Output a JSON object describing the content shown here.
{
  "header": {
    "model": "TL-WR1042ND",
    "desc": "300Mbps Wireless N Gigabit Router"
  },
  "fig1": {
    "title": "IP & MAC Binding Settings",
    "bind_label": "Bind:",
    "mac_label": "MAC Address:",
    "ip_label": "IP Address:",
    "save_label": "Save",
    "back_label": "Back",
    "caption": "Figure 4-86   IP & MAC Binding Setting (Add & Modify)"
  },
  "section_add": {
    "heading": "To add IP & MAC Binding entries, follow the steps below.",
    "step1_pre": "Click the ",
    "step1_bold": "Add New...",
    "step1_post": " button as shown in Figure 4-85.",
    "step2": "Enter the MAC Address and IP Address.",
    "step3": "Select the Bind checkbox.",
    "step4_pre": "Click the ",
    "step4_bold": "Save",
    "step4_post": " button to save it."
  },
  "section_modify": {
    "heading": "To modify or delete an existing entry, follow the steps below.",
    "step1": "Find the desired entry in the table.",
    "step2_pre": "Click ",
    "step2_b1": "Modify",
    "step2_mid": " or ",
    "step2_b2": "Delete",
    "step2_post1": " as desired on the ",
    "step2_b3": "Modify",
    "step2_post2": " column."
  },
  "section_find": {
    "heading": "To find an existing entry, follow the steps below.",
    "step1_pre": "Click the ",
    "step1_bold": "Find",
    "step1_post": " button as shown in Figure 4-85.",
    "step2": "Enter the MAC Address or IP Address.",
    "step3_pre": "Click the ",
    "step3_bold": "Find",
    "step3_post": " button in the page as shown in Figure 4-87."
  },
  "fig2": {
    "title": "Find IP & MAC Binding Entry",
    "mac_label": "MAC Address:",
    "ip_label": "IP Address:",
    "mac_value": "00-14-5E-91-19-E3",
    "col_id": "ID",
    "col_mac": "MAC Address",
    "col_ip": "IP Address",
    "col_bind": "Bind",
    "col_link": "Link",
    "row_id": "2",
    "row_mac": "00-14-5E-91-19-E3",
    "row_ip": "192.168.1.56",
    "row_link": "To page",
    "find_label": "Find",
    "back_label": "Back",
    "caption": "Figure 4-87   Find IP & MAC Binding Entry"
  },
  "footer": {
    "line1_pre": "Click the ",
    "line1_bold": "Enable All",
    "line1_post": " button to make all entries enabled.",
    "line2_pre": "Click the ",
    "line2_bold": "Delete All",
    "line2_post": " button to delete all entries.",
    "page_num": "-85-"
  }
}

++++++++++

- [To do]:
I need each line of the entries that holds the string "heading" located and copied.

- [Exercise response]:
    "heading": "To add IP & MAC Binding entries, follow the steps below.",
    "heading": "To modify or delete an existing entry, follow the steps below.",
    "heading": "To find an existing entry, follow the steps below.",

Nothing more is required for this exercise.